The saga of George Pell is not yet over. The Victorian Court of Appeal's decision to uphold the cardinal's conviction for child sex abuse may yet reach the High Court. We will find out soon enough.

Our response to the case has revealed much about us as Australians. For all our national myth-making about egalitarianism, it's clear that power still goes a long way in this place. The powerful will always have their friends, who will always defend them. No matter what their crime.

Pell leaving court on Wednesday morning.Credit:Jason South

Back in March, Pell was sentenced to a minimum of three years and eight months' jail for sexually abusing two 13-year-old choirboys in 1996, while he was archbishop of Melbourne. The reaction of his supporters was extraordinary enough. Prominent Catholics, two former prime ministers, and the usual army of right-wing commentators launched defences of Pell, as well as attacks on a Victorian County Court jury's unanimous finding of Pell's guilt. There were charges that Pell had been claimed by trumped-up charges, and by a campaign of vilification.
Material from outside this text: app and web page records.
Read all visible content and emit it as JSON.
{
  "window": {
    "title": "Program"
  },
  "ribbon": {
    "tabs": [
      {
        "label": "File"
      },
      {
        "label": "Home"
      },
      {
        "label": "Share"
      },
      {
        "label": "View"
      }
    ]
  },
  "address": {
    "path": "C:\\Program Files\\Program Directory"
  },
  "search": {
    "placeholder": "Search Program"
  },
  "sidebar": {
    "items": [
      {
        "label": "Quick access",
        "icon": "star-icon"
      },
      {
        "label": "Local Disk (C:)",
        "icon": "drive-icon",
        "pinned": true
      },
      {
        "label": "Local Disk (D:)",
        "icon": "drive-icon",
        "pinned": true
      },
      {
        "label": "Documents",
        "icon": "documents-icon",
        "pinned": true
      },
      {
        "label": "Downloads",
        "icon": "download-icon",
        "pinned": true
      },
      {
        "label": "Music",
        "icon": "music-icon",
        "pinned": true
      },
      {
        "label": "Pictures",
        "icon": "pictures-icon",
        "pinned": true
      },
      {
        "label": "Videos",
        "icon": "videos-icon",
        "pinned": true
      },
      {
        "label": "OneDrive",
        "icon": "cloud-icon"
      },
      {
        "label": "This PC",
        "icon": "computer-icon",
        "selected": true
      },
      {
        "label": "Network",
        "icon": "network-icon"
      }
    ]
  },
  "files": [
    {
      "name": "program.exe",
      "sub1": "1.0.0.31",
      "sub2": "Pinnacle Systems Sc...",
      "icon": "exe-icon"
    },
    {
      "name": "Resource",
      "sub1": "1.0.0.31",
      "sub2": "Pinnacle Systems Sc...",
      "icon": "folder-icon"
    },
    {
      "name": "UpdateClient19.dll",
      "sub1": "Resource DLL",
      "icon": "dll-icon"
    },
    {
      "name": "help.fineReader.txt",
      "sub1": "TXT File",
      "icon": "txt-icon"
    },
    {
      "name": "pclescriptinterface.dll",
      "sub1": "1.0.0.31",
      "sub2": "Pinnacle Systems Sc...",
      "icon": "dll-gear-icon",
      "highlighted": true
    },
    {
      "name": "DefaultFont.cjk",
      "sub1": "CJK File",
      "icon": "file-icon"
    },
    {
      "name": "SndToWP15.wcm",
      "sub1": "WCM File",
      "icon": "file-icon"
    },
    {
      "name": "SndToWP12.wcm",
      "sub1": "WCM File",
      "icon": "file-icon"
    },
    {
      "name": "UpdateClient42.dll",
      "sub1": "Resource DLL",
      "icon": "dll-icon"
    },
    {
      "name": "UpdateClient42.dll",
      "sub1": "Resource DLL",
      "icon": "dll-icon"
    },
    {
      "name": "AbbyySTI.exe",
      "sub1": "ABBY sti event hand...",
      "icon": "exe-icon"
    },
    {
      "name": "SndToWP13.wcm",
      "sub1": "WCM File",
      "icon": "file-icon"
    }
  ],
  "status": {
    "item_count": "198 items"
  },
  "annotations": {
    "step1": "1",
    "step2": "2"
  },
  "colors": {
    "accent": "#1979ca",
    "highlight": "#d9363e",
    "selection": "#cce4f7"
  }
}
Conservatives are supposed to be champions of the rule of law. Not this time.

There was more of the same this week. More incredulity, with even greater despair. When the Court........

© Brisbane Times